S.C. Governor Henry McMaster Allows ALL Businesses to Operate at “Reduced Capacity” Amid Rising COVID-19 Cases
Despite coronavirus cases spiking like crazy all over the state of South Carolina, Governor Henry McMaster has announced new “restrictions” for ALL businesses to operate amid the pandemic … instead of shutting them down to help slow the spread.
On Wednesday (Jul. 29), Gov. McMaster signed an executive order that will require face masks for all restaurant employees and patrons, and said during a press conference that all previously recommended guidelines of restaurants and other establishments that attract groups are now mandatory.
“These limited restrictions are temporary, they are measured, and they are targeted towards what we know works,” McMaster said.
“These measures give South Carolina the best chance to slow the spread of the virus without shutting down the state’s economy – which we cannot and will not do – as many continue to call for.”
The governor is also mandating that local officials enforce his executive order, and said those caught in violation could face misdemeanor charges and up to 30 days in prison and/or a $100 fine.
McMaster also continued his call for all South Carolinians to wear face coverings where appropriate and he’s also now encouraging local municipalities and counties to adopt their own mask mandates to fit the needs of their communities.

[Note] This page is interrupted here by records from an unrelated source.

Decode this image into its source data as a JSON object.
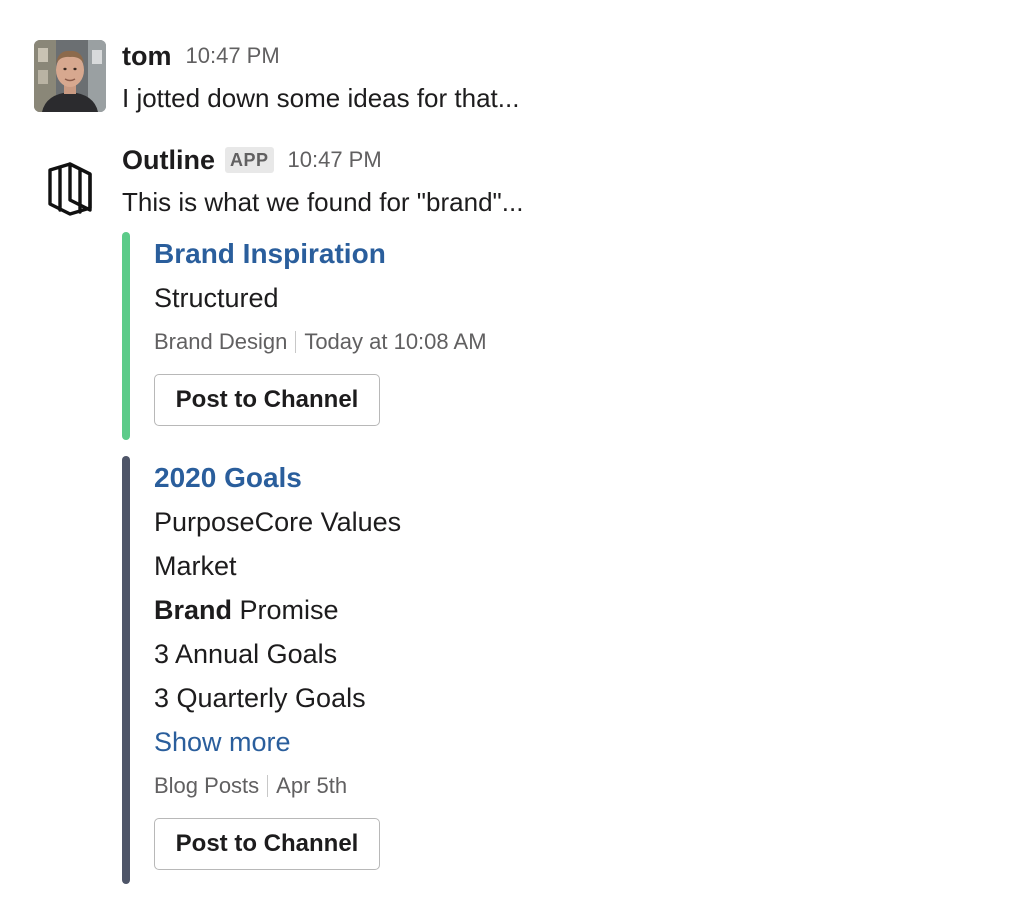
{
  "messages": [
    {
      "sender": "tom",
      "time": "10:47 PM",
      "text": "I jotted down some ideas for that..."
    },
    {
      "sender": "Outline",
      "badge": "APP",
      "time": "10:47 PM",
      "text": "This is what we found for \"brand\"..."
    }
  ],
  "attachments": [
    {
      "title": "Brand Inspiration",
      "lines": [
        "Structured"
      ],
      "collection": "Brand Design",
      "updated": "Today at 10:08 AM",
      "button_label": "Post to Channel",
      "bar_color": "#5ccb89"
    },
    {
      "title": "2020 Goals",
      "lines": [
        "PurposeCore Values",
        "Market",
        "Brand",
        "Promise",
        "3 Annual Goals",
        "3 Quarterly Goals"
      ],
      "show_more": "Show more",
      "collection": "Blog Posts",
      "updated": "Apr 5th",
      "button_label": "Post to Channel",
      "bar_color": "#4e5568"
    }
  ],
  "icons": {
    "tom_avatar": "user-avatar-photo",
    "outline_avatar": "outline-logo-icon"
  },
  "colors": {
    "link": "#2a5e9c",
    "muted": "#616061",
    "text": "#1d1c1d"
  }
}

The governor also ordered that face coverings must be worn in all state government buildings, effective August 5th.
The new mandatory guidelines for restaurants are as follows:
- Dine-in services at no more than 50% capacity
- Masks or face coverings required for employees and patrons
- Tables spaced to keep diners at least six feet apart
- No more than 8 customers per table unless from the same family
- Standing or congregating in bar area of restaurant is prohibited
- Establishments that hold a state permit to sell alcohol are subject to these restrictions
The governor also provided guidelines for other types of businesses, facilities, venues, events or mass gatherings that are now permitted to open, including festivals, parades, concerts, theaters, stadiums, arenas, coliseums, auditoriums, grandstands, amphitheaters, gymnasiums, concert halls, dance halls, performing arts centers, parks, racetracks, and other similarly operated entities.
- Attendance may not exceed 50% of the certificate of occupancy issued by the fire marshal – or 250 persons – whichever is less.
- Require the wearing of masks or face coverings as a condition of admission or participation
- Enact social distancing, cleaning and hygiene practices as recommended by AccelerateSC
- End the sale of alcohol at 11:00 PM
The governor’s executive order establishing these new measures will go into effect on Monday, August 3rd.
“Hollywood is knocking and movie theaters will be ready to open. They will have to follow these rules. Go see your favorite movie, have some distancing, you’ll have to wear a mask,” McMaster said.
“High school football games will be able to be played if the High School League plan is approved by the Department of Commerce because of course that would be more than 250 people.”
Prior to McMaster’s press conference, on Tuesday (Jul. 28), the South Carolina Department of Health and Environmental Control announced 1,573 new confirmed COVID-19 cases and 52 additional confirmed deaths, bringing the total number of confirmed cases to 83,720 and confirmed deaths to 1,505.
Of the 52 new confirmed deaths, 40 were elderly (ages 65 and up), eight were middle-aged (ages 35 to 64), and three were young adults (18-34).
There was also one pediatric death confirmed in Greenville County that happened on July 8th and was reported on Tuesday, marking the second death of a child caused by COVID-19 in South Carolina.
On Wednesday (Jul. 29), just hours after the governor’s press conference, SC DHEC announced 1,666 new confirmed coronavirus cases and 48 additional confirmed deaths, which brings the total number of confirmed cases to 85,423 and confirmed deaths to 1,551.
The state is also reporting a nearly 20% positivity rate for COVID-19 cases.